There was an 85% overall response rate in patients who had not been previously treated. In terms of safety, we see primarily grade 1 and 2 adverse events, and these are reversible. There are some treatment-related grade 3 or 4 adverse events that we observed, the most common of which included hypertension, transaminitis, and diarrhea. A small number of patients had QTc [corrected QT interval] prolongation; a couple of patients had grade 3 QTc prolongation. That is certainly something of which to be aware. Overall, however, selpercatinib is very well tolerated. One of the ways we can specifically take a look at tolerability in our patient population with thyroid cancer is by analyzing the frequency of dose discontinuation. With the other multikinase inhibitors, we often see rates of dose discontinuation of 15% to 20% of patients in the trials who have thyroid cancer. With selpercatinib, only 2% of patients had to have dose discontinuations due to treatment-related adverse events.

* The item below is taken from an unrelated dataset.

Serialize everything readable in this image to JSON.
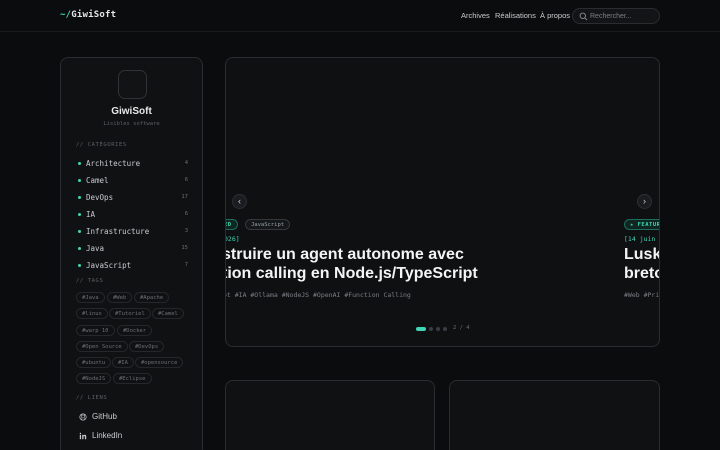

Mark Socinski, MD: One of the questions I have had about selpercatinib concerns how much VEGF effect it may have. I cannot remember, what was the grade 3 hypertension rate? It was not insignificant, if I remember correctly.
Lori Wirth, MD: It was 11%, I believe.
Mark Socinski, MD: Yes, it was 11% or 17%, or something like that.
Lori Wirth, MD: I think it is about 11%, if I am remembering correctly. S. Mike Rothenberg, MD, PhD, is a friend of mine who was involved in the development of selpercatinib early on; he would say, “There’s definitely a little tickle of KDR there.” So we are seeing some off-target VEGFR2 activity, but certainly, it is nothing compared to our other friends we have discussed.
TRANSCRIPT EDITED FOR CLARITY